Chances are, you've been sick with the flu at least once in your lifetime. This viral illness goes around each year, generally reaching its peak during the winter months. Between the fever, cough, muscle aches, and congestion it causes, the flu can be quite serious -- particularly for those who are young, old, or have weakened immune systems. To protect yourself and your loved ones, it's important to be educated about influenza. In particular, make sure you don't fall prey to these common flu myths.
Myth: You don't need the flu vaccine if you're healthy.
The flu vaccine might be more important for those who are immune-compromised or overly prone to infection, but that does not mean you should forgo a flu shot if you're in generally good health. By protecting yourself with the flu vaccine, you're also helping to protect anyone you may come into contact with for whom the flu might be more serious (or even deadly.) You never know if someone who waits on you at the store, delivers your mail, or works in the cubicle next to you is immune-compromised. By getting vaccinated and decreasing your chances of coming down with the flu, you're reducing your chances of passing it on to people you know. Plus, getting the flu vaccine will mean fewer days of missed work and a lot less time spent feeling miserable.
The flu virus is always mutating and chancing, so each year's flu virus provides immunity against the most recent, common strains. So make sure you get vaccinated every year; last year's vaccine won't protect you adequately this year.
Myth: The flu is just a bad cold.
Though both cause respiratory symptoms, influenza and the common cold are quite different. The common cold might make you feel under the weather for a few days, but the flu can cause more serious illness and may last up to several weeks. The flu can also lead to pneumonia and other more serious complications. Here are some indications that what you're experiencing is the flu, rather than a cold:
- You feel extremely fatigued and exhausted (not just a little tired)
- You have muscle aches and pains
- You have a fever or chills
- You have a headache
Why is it important to know if you have the flu or the cold? If you're sure you just have a cold, you'll probably be able to push through and keep working. But if you have the flu, you should certainly stay home, relax, and be prepared to seek medical attention if your fever won't subside, you have a tough time swallowing, you experience shortness of breath, or you feel dizzy.
Myth: Taking antibiotics will help you recover from the flu.
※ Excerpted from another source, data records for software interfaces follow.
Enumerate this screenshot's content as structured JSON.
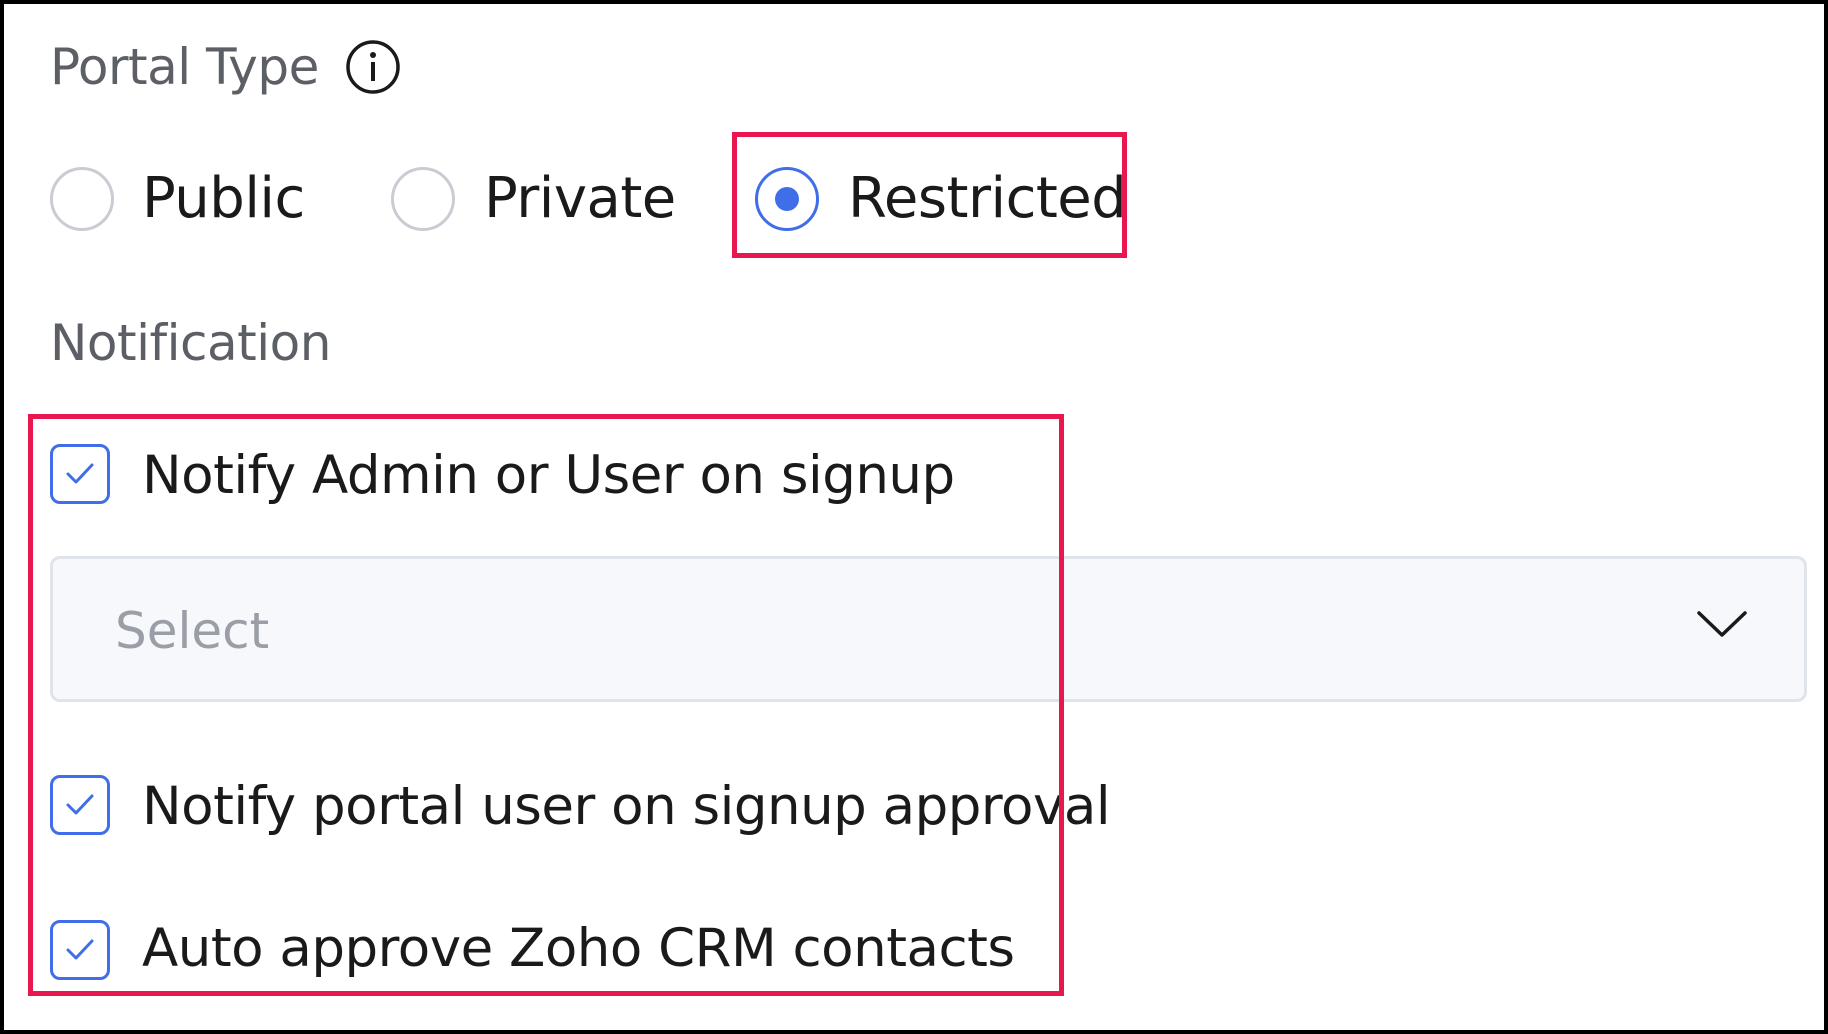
{
  "portal_type": {
    "title": "Portal Type",
    "info_icon": "info-circle-icon",
    "options": [
      {
        "label": "Public",
        "selected": false
      },
      {
        "label": "Private",
        "selected": false
      },
      {
        "label": "Restricted",
        "selected": true
      }
    ]
  },
  "notification": {
    "title": "Notification",
    "notify_admin": {
      "label": "Notify Admin or User on signup",
      "checked": true
    },
    "select": {
      "placeholder": "Select",
      "icon": "chevron-down-icon"
    },
    "notify_approval": {
      "label": "Notify portal user on signup approval",
      "checked": true
    },
    "auto_approve": {
      "label": "Auto approve Zoho CRM contacts",
      "checked": true
    }
  },
  "colors": {
    "accent": "#3f6ee8",
    "highlight": "#e8174f",
    "muted_text": "#5c5f66",
    "placeholder": "#9a9ea6"
  }
}
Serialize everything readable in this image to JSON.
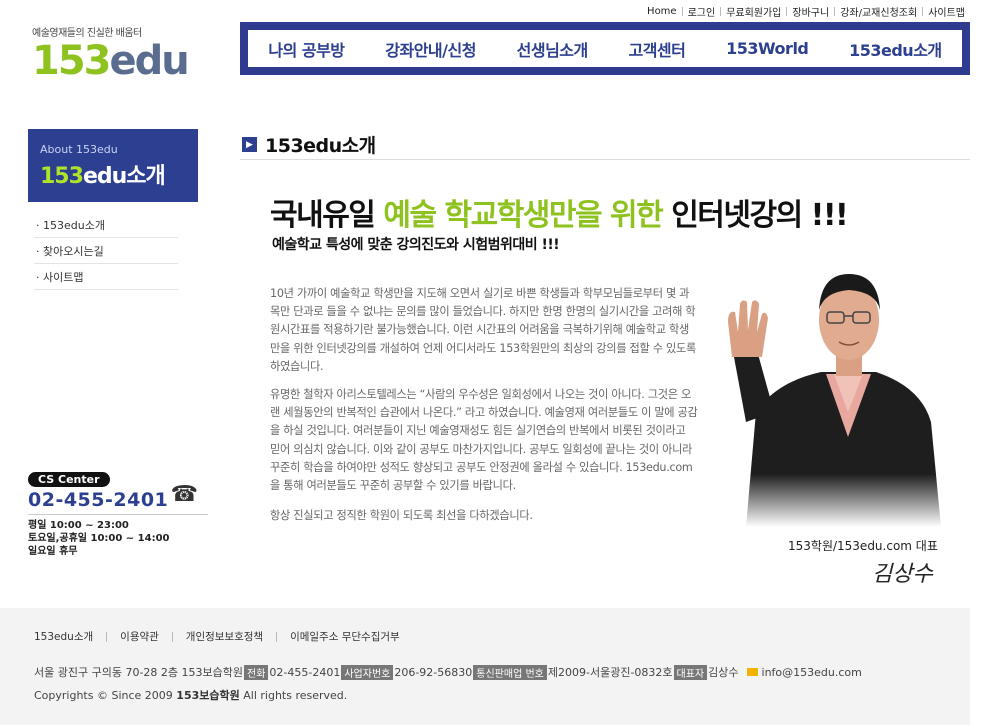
{
  "top_links": [
    "Home",
    "로그인",
    "무료회원가입",
    "장바구니",
    "강좌/교재신청조회",
    "사이트맵"
  ],
  "logo": {
    "tagline": "예술영재들의 진실한 배움터",
    "num": "153",
    "text": "edu"
  },
  "nav": [
    "나의 공부방",
    "강좌안내/신청",
    "선생님소개",
    "고객센터",
    "153World",
    "153edu소개"
  ],
  "sidebar": {
    "sub": "About 153edu",
    "title_num": "153",
    "title_rest": "edu소개",
    "items": [
      "· 153edu소개",
      "· 찾아오시는길",
      "· 사이트맵"
    ]
  },
  "cs": {
    "label": "CS Center",
    "phone": "02-455-2401",
    "hours": [
      "평일 10:00 ~ 23:00",
      "토요일,공휴일 10:00 ~ 14:00",
      "일요일 휴무"
    ]
  },
  "section_title": "153edu소개",
  "headline": {
    "part1": "국내유일 ",
    "highlight": "예술 학교학생만을 위한",
    "part2": " 인터넷강의 !!!"
  },
  "subhead": "예술학교 특성에 맞춘 강의진도와 시험범위대비 !!!",
  "body": [
    "10년 가까이 예술학교 학생만을 지도해 오면서 실기로 바쁜 학생들과 학부모님들로부터 몇 과목만 단과로 들을 수 없냐는 문의를 많이 들었습니다. 하지만 한명 한명의 실기시간을 고려해 학원시간표를 적용하기란 불가능했습니다. 이런 시간표의 어려움을 극복하기위해 예술학교 학생만을 위한 인터넷강의를 개설하여 언제 어디서라도 153학원만의 최상의 강의를 접할 수 있도록 하였습니다.",
    "유명한 철학자 아리스토텔레스는 “사람의 우수성은 일회성에서 나오는 것이 아니다. 그것은 오랜 세월동안의 반복적인 습관에서 나온다.” 라고 하였습니다. 예술영재 여러분들도 이 말에 공감을 하실 것입니다. 여러분들이 지닌 예술영재성도 힘든 실기연습의 반복에서 비롯된 것이라고 믿어 의심치 않습니다. 이와 같이 공부도 마찬가지입니다. 공부도 일회성에 끝나는 것이 아니라 꾸준히 학습을 하여야만 성적도 향상되고 공부도 안정권에 올라설 수 있습니다. 153edu.com을 통해 여러분들도 꾸준히 공부할 수 있기를 바랍니다.",
    "항상 진실되고 정직한 학원이 되도록 최선을 다하겠습니다."
  ],
  "signature": {
    "title": "153학원/153edu.com 대표",
    "name": "김상수"
  },
  "footer": {
    "links": [
      "153edu소개",
      "이용약관",
      "개인정보보호정책",
      "이메일주소 무단수집거부"
    ],
    "address": "서울 광진구 구의동 70-28 2층 153보습학원",
    "tel_label": "전화",
    "tel": "02-455-2401",
    "biz_label": "사업자번호",
    "biz": "206-92-56830",
    "mail_order_label": "통신판매업 번호",
    "mail_order": "제2009-서울광진-0832호",
    "rep_label": "대표자",
    "rep": "김상수",
    "email": "info@153edu.com",
    "copy_pre": "Copyrights © Since 2009 ",
    "copy_bold": "153보습학원",
    "copy_post": " All rights reserved."
  }
}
The flu is a viral illness. Antibiotics are only effective for fighting off bacteria. So, don't be tempted to take those extra antibiotics that are left in your cupboard, and don't be insulted if your doctor won't prescribe you antibiotics for your symptoms. They won't help. If you are seriously ill with the flu, your doctor may prescribe an antiviral medication to help slow replication of the virus so your body can fight it off more easily. However, it's important to remember that this won't make you feel better overnight -- though it may shorten the duration of your symptoms.
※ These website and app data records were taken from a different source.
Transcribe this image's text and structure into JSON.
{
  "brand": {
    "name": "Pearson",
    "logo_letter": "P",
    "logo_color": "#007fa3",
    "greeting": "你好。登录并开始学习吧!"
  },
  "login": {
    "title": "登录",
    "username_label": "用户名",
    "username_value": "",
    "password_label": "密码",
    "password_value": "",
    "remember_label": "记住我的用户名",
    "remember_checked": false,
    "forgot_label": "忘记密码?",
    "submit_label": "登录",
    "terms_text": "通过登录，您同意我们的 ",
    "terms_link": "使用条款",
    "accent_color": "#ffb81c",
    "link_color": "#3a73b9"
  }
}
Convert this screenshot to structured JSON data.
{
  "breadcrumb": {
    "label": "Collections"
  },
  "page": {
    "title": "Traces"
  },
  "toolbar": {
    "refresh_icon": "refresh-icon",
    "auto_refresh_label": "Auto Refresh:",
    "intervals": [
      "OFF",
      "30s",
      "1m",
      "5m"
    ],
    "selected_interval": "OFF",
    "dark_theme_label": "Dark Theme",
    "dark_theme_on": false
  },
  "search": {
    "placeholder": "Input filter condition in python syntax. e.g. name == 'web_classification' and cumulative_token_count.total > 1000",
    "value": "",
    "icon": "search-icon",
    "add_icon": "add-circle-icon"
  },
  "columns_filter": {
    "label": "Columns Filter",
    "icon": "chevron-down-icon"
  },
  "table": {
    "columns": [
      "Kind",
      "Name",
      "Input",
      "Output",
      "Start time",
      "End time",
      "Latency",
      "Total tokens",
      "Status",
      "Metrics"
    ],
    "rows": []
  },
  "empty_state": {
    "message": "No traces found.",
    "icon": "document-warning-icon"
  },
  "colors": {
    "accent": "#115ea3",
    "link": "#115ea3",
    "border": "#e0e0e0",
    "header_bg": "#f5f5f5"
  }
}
Myth: Feed a cold, starve a fever.
When you have the flu and the fever it brings with it, you may not feel like eating much. But contrary to what this popular adage suggests, starving yourself will do more harm than good. Your body needs nutrients in order to fight off the flu virus, so try to eat at least a little. Some bland, nutrient-rich foods to try include scrambled eggs, yogurt, and lean chicken. Any colorful fruits and veggies that you can bear to consume will be helpful, too. Also make sure you're getting plenty of liquids -- Gatorade and tea are good choices -- to keep yourself hydrated.
Many people recover from the flu just fine as long as they rest and stay hydrated. However, the flu can be dangerous -- and even deadly. So get in touch with your doctor if you start having trouble breathing, experience chest pain, become confused, or develop a fever that won't break.
For more information, contact a company like Rural Health Services Consortium Inc.